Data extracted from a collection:

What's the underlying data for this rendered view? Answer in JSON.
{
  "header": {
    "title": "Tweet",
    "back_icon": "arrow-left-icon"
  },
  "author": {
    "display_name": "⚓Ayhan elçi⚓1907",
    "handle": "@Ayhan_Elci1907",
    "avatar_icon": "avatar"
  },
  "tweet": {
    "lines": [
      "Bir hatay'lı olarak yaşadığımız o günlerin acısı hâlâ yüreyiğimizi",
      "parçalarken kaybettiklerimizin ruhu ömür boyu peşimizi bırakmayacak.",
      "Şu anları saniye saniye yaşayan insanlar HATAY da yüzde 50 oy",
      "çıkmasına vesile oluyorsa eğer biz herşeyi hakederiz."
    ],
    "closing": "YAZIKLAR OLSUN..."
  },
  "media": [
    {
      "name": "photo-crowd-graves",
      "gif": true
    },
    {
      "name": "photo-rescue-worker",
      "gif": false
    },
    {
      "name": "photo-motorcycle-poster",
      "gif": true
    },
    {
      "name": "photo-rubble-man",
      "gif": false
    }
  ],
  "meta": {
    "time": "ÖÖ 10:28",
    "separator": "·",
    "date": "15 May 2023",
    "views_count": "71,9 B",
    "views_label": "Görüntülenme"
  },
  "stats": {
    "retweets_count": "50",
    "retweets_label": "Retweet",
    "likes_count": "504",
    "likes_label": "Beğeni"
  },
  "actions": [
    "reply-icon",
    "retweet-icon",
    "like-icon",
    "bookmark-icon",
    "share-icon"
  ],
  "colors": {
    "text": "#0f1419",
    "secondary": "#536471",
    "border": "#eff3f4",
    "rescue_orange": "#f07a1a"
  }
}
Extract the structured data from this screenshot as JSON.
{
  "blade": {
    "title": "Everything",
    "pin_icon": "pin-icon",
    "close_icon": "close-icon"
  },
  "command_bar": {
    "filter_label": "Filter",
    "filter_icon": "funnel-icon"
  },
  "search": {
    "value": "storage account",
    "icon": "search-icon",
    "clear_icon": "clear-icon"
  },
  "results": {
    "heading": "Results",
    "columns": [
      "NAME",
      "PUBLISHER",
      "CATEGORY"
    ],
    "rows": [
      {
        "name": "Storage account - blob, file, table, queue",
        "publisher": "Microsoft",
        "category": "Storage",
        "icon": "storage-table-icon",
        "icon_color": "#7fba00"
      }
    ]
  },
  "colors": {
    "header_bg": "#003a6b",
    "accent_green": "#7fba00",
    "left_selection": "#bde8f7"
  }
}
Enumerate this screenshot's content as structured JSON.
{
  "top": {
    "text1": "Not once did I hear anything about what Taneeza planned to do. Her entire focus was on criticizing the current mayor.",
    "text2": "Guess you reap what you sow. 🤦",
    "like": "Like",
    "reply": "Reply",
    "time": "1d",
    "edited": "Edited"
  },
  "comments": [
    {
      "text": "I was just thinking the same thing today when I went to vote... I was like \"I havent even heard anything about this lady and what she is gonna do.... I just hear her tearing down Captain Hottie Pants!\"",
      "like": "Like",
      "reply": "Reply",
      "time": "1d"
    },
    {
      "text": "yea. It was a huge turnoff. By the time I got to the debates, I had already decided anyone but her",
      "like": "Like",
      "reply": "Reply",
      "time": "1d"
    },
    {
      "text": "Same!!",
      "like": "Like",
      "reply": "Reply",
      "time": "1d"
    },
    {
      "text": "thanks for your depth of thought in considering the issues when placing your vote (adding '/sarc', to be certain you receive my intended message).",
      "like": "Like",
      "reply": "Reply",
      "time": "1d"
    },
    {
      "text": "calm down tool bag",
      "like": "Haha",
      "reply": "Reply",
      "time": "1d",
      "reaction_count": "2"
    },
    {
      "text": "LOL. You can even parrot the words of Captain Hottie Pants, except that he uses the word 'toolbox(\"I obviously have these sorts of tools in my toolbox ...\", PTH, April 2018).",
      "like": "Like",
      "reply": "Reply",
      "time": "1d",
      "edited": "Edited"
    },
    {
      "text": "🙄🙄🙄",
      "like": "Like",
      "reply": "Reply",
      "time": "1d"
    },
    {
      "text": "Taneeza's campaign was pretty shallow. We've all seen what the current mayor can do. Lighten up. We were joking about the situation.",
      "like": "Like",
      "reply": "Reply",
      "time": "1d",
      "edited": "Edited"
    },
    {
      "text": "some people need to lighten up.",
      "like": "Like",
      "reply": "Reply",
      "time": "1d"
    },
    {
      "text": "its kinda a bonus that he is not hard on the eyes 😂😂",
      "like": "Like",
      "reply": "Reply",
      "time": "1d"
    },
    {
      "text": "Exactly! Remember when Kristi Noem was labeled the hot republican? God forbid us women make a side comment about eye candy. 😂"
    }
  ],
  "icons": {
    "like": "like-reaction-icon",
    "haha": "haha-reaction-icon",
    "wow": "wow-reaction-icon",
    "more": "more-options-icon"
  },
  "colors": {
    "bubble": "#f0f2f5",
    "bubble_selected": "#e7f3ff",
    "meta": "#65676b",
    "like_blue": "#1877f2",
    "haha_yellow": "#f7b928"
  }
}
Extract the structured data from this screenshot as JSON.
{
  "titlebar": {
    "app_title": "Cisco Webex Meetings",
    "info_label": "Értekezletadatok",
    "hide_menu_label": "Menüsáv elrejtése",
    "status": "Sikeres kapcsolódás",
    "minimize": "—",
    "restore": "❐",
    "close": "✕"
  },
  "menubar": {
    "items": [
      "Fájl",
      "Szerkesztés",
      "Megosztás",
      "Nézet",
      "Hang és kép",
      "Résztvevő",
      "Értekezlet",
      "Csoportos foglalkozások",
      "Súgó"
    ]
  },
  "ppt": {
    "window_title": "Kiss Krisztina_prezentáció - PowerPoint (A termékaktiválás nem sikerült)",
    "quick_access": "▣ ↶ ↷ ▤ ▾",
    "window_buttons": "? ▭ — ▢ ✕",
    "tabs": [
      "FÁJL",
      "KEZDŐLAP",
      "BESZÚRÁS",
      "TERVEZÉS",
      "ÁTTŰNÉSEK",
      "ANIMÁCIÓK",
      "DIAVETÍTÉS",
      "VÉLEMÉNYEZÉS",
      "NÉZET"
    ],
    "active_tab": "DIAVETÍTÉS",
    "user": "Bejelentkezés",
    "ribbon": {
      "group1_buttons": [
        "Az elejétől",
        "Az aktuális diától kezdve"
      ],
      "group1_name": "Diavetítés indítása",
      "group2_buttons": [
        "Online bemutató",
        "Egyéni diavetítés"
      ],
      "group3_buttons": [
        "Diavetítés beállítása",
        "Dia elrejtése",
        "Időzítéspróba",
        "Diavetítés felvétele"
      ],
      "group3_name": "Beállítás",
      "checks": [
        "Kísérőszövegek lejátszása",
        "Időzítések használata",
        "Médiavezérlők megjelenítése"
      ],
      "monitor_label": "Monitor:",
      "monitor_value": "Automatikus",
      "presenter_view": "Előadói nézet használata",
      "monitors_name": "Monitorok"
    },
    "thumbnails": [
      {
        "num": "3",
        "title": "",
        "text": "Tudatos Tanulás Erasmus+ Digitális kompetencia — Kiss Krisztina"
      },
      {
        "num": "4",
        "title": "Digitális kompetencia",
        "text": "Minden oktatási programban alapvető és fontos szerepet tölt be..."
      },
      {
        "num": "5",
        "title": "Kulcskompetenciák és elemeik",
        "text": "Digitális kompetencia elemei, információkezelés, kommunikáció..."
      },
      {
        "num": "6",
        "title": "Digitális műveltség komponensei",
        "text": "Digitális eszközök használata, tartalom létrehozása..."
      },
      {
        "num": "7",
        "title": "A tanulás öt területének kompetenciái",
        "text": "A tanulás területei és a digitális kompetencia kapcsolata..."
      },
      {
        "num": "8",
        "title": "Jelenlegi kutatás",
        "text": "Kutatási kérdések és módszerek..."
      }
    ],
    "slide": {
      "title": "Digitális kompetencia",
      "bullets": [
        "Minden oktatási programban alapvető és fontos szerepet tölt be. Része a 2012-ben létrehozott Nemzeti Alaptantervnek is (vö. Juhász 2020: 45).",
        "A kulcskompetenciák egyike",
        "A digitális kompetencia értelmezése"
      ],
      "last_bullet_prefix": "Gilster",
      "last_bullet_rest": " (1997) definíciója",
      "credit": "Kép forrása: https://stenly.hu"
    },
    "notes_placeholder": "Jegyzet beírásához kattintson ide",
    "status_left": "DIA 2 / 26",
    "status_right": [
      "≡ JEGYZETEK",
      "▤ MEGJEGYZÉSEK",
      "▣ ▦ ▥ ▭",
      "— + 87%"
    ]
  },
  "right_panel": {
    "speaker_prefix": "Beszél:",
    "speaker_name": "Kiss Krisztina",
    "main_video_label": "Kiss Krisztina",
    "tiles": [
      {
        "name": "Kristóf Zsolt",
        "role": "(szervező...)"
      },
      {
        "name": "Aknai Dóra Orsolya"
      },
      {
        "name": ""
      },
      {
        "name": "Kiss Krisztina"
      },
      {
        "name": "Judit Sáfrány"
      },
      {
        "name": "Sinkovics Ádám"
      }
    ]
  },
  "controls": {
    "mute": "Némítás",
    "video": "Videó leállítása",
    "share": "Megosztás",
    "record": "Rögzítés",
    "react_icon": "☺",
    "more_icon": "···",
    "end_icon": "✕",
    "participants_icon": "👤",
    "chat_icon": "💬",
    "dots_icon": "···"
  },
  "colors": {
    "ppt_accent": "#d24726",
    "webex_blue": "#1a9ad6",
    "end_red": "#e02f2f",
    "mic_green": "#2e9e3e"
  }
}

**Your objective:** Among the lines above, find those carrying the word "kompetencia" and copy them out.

**Answer to the exercise:**
        "text": "Tudatos Tanulás Erasmus+ Digitális kompetencia — Kiss Krisztina"
        "title": "Digitális kompetencia",
        "text": "Digitális kompetencia elemei, információkezelés, kommunikáció..."
        "text": "A tanulás területei és a digitális kompetencia kapcsolata..."
      "title": "Digitális kompetencia",
        "A digitális kompetencia értelmezése"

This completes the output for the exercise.